Undergraduate culture seems to fixate on a conversation debating which majors or fields of study are easy or difficult. The argument never ends. Engineering, nursing, business, arts and science students all wage a constant war against one another to determine which group has to live the most challenging lifestyle as a result of their choice in field of study. Rather than compare intelligence or success, which would seem logical in the realm of higher education, everyone instead competes for the highest perceived misery. Students of different majors and colleges spend a great deal of time listing off all of their responsibilities and assignments, complaining about why their schedules win the prize for most difficult and draining. 

I’m a firm believer that each major is equally challenging in its own unique way. Especially after incorporating extracurricular obligations, psychological needs, social engagements, etc., no one in college has a completely open schedule free of time constraints. More importantly, winning the nonexistent prize for highest stress level, most difficult major, or least amount of free time should not be an aspiration for college students and points to a disturbing facet of higher education culture. 

By fixating on comparisons of our own workloads and stress to others’, we further a culture that encourages an unhealthy stress level and subsequent unhealthy lifestyle. College students feel the need to proudly report the few hours they slept due to studying, the number of obligations they have each day and the overwhelmed, anxious feelings they experience throughout the week as a result of attempting to balance academic obligations with the rest of their lives. Everyone should have an outlet, and it’s important to release emotions through conversation and bonding with friends. However, such conversations fail to serve anyone involved when they stem from an attempt to compete for the greatest right to stress out. 

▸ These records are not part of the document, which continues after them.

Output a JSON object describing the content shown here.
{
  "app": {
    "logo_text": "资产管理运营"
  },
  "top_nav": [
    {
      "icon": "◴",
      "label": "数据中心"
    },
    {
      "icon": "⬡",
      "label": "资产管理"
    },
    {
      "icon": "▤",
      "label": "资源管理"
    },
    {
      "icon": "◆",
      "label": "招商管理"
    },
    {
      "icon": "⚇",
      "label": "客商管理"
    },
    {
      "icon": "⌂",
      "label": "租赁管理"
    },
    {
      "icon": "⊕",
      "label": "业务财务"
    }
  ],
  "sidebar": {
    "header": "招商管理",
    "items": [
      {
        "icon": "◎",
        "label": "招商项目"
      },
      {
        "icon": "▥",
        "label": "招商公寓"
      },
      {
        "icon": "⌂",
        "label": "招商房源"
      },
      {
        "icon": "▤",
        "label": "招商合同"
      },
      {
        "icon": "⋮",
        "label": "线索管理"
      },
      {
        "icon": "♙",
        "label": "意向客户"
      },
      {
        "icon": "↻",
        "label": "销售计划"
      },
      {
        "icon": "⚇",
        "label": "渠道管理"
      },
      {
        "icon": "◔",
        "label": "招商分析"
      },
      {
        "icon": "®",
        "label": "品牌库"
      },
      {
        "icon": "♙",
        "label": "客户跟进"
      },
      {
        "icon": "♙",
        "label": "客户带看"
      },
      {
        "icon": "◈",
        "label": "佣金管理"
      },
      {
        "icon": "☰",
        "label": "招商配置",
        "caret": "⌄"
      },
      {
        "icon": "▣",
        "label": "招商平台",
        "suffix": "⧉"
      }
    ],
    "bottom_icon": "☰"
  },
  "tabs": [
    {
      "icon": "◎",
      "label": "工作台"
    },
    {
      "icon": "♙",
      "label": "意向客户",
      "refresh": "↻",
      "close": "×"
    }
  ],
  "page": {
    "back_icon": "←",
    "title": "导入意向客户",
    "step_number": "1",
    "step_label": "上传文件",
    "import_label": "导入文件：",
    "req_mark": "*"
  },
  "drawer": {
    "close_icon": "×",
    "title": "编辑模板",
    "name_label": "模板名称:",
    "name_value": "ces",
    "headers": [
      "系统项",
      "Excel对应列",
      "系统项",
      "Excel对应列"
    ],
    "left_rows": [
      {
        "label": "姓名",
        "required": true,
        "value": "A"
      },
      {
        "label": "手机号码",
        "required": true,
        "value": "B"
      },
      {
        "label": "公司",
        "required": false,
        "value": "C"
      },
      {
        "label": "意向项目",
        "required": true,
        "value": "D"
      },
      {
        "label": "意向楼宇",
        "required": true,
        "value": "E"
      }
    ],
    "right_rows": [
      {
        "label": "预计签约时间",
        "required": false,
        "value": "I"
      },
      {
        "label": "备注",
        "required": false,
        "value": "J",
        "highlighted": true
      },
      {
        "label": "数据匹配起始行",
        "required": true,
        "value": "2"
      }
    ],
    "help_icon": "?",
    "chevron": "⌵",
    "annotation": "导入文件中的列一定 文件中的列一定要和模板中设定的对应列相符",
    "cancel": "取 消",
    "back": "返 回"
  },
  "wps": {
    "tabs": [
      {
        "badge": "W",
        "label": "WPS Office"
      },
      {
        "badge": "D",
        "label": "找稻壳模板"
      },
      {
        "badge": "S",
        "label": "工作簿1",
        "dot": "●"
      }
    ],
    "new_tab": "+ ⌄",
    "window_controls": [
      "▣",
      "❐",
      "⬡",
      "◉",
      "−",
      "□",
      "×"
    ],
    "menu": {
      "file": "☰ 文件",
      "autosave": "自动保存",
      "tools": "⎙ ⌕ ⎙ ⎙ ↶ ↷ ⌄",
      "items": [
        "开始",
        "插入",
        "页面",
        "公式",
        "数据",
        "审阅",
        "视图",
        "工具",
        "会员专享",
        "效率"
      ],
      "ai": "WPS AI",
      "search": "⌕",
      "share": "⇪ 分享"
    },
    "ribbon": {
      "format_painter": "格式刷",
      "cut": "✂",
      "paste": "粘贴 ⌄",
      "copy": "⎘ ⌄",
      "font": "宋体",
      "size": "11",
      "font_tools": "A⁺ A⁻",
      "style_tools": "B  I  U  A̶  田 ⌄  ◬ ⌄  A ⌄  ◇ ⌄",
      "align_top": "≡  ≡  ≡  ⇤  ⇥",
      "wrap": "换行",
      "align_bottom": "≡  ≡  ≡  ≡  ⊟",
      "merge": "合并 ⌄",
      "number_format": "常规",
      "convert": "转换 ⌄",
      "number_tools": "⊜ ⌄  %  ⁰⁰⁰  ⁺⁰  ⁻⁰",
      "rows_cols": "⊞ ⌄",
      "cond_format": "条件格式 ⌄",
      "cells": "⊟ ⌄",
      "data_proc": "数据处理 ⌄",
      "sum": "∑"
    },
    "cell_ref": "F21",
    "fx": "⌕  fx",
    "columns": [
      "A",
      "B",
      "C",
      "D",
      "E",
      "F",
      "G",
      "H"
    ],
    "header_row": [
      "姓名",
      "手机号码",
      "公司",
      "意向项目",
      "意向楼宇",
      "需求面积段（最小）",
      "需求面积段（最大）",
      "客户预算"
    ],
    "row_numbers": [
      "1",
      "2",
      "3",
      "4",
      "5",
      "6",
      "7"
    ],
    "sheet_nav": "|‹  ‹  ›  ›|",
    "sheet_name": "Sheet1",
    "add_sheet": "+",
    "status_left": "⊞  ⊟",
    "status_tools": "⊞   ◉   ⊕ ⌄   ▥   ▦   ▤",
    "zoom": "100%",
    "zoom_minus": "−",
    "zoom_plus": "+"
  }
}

We not only view stress as the norm, but we also subconsciously encourage it. The next time a friend of yours begins talking about how his or her major is the most difficult, how he or she has no time to do anything and how little he or she has been sleeping, do not just reply with your own list of stressors and obligations in an attempt to prove yourself. Listen to the grievances, and instead of just commiserating, suggest a few stress reduction alternatives. Offer to go to the gym with your friend or invite him or her to dinner to save time on cooking. Choose to react with a positive suggestion rather than a retort explaining why your stress is even more significant than your friend’s. Doing so will help us gravitate towards a higher education culture that works to alleviate rather than romanticize stress.